These films have shown clearer image of the Muslims in India and also their true Indian spirit of pluralism. Now it is clearly shown that Indian Muslims are responsible citizens of the country and feel threatened if someone attacks or criticizes our identity. It seems like saint Kabir has been a driving force behind the names of truly secular characters in the films. This trend can be seen in Mani Ratnam’s Bombay, and Shimit Amin’s Chak De India. Sarfarosh has given a detailed dialogue on thestatus of Inspector Salim, whose sincerity was being questioned since he is a Muslim.

The character of Salim played by Mukesh Rishi was very meaningful and real. Amir Khan playing the role of ACP Rathore did a close discussion with Inspector Salim. This scene was very much liked by the audience, as this is the original feel of Indian Muslims. Muslim protagonists played in Chak De India and Dhokha are more Indian than Muslim and show that they are taking their responsibilities as routine, where there is no room for communal biases. In 2002 another horrific communal riot broke out in Gujarat. A train from Godhra holding mostly Hindu passengers was set fire to by Muslim fundamentalists.

The end of the Gujarat riots left a death toll of 790 Muslims and 254 Hindus. Aparna Sen’s, Mr. and Mrs. Iyer, is based on the events of the Gujarat riots. The film’s story unfold between the relationship of Meenakshi, a Hindu Brahmin, and her husband, Raja. The two are on a bus stuck in traffic right after the train had been attacked. While stuck on the bus Hindu-extremists with torches come to the bus and tell the driver to open the doors. The driver complies, and the passengers are then forced to identify themselves by religion.

There were two Muslims identified by other passengers, the two were taken out of the bus and killed. The story unfolds that Raja is in fact Muslim and now Meenakshi must weigh her love against her Brahmin background. The film is a great depiction of the changing ways of modern day India, however, it also shows that traditions of the past are still alive. Indian film offers a lot to its viewer. It has some of the most well-thought out scenes, amazing dance numbers, and enjoyable songs. The themes are often it for family-time viewing. There have been recorded numbers of people who go back to see a single film more than ten times.

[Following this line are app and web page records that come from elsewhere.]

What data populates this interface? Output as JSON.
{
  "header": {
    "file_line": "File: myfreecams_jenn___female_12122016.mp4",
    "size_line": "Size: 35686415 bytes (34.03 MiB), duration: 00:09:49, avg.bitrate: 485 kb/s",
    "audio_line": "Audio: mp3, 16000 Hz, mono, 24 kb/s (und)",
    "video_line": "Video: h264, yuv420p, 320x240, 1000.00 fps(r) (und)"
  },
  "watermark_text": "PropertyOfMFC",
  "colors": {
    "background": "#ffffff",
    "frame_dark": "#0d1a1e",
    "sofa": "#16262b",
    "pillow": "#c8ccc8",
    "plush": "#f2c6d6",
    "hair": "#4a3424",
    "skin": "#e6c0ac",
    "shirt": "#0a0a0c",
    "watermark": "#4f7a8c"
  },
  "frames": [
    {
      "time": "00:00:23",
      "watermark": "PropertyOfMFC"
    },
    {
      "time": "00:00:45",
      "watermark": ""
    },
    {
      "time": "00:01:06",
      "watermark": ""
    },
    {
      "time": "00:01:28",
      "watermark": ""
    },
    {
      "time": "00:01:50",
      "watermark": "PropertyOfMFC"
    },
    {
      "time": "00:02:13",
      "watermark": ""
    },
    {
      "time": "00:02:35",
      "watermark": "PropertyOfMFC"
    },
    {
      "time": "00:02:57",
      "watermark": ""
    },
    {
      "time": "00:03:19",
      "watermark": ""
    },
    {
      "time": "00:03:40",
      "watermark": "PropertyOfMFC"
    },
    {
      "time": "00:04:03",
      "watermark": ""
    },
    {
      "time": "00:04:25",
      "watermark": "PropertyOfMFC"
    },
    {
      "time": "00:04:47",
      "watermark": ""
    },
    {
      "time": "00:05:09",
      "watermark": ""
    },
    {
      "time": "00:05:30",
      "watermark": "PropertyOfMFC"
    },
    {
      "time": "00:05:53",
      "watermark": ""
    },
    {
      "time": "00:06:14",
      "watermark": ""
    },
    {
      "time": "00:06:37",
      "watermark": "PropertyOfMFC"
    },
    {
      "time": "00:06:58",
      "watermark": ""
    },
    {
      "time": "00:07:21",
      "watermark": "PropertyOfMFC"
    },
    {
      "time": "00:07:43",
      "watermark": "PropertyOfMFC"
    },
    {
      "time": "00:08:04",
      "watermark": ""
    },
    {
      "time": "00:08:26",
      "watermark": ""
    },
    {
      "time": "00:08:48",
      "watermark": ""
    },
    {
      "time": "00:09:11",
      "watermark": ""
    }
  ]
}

With type of a turn out it would seem very easy to send more grounded and positive messages to the viewer. Justice for Muslims and Hindus in Indian film would mean that the film industry would have to take a pay cut. The propaganda lying between the lines in the films may be doing more damage than the public is aware of. In terms of class structure, India has a growing middle-class population which will eventually become the majority. As this change continues, the film industry will have to change to suit the majority. As communal conflicts continue to exist in India, and the world, it will continue to exist in Indian film.